One of those elements is wind shear, which is a change of winds in terms of direction with height and speeds with height.
“When it rains, the horizontal column of air is turned more vertical because the rain pushes it down toward the ground and that’s what we know as a funnel cloud,” Fowler explained. “And if it touches the ground then we know it as officially a tornado.”
So if tornadoes are a threat to the Lowcountry, why are there no tornado sirens?
Charleston County Emergency Management Director, Joe Coates, said that tornado sirens can be useful tools but are impractical for the area.
“They are not reliable,” Coates said. “They require monthly tests, a lot of maintenance, and they’re very expensive and archaic to maintain.”
A primary consideration has always been the cost. Tornado sirens can range from thousands to tens of thousands of dollars to install. And that does not include monthly maintenance.
“Charleston County is a huge county, so it would be extremely expensive, we’re talking about millions of dollars to be able to put this in place,” Coates said.
Instead, the County has opted to use the Everbridge emergency communication system since 2014.
Everbridge works by sending a loud alert signal to every phone within a 3-mile radius of an emergency incident, such as a tornado. Coates said the Everbridge system is a more effective means of disseminating critical alert messaging.
“If we get a tornado alert, automatically the system comes up and sends out the message from the National Weather Service,” Coates said. “We feel it is a better use of taxpayer funds and also a more reliable system.”
Coates also reminds residents that if they opt out of receiving any emergency alerts, such as an amber alert, they will not receive weather alerts either.

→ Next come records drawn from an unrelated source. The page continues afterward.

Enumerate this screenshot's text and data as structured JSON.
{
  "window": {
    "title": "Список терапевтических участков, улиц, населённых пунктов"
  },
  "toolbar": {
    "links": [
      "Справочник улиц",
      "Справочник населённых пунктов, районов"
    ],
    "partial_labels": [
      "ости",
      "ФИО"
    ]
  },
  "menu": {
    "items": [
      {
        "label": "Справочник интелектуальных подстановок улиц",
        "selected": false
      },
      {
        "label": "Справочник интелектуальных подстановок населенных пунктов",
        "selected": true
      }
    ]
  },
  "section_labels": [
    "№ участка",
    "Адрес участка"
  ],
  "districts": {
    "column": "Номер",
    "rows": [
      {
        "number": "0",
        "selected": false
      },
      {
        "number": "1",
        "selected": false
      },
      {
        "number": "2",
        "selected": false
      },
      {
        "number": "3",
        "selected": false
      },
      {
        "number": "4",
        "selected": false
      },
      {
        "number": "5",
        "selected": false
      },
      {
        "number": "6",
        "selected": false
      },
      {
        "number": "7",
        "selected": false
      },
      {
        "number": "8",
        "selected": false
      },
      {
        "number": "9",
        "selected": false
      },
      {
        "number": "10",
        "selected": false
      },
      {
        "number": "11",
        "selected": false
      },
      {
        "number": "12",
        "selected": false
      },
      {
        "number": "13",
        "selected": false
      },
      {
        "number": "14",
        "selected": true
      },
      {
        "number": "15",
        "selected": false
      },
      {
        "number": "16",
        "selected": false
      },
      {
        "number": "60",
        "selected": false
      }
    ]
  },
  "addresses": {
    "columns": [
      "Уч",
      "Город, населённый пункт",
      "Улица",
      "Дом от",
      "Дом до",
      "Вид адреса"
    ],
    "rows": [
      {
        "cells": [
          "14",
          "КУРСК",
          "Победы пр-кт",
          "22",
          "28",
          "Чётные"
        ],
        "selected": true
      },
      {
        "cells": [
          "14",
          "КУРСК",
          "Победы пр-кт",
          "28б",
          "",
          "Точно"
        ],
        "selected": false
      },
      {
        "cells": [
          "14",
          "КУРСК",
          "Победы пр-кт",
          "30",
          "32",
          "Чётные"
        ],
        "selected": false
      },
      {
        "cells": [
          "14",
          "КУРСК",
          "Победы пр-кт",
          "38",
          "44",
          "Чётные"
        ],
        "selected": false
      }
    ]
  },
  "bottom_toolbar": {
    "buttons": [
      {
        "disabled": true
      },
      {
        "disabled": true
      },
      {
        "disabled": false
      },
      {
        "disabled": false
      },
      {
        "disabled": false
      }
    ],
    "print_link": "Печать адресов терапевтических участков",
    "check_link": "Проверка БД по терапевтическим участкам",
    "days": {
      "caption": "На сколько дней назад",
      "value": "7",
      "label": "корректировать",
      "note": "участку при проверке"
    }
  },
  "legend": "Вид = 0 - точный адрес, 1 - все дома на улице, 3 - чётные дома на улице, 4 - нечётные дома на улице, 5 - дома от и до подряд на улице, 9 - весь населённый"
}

“If you cut those off, you’re also cutting off your ability to receive wireless emergency alerts from the National Weather Service,” he said.
The South Carolina Emergency Management Division, Charleston County Emergency Management Department, and Fowler encourage residents to rely on systems that distribute weather information quickly and accurately such as a weather radio, Wireless Emergency Alerts, and by following the local news.
“I think it’s very important for people to monitor the weather and be ready in case a tornado watch or warning is issued so that they know what to do, where to go, and that their family has a plan in place.”
As always, you can count on Storm Team 2 to provide the latest on weather emergencies.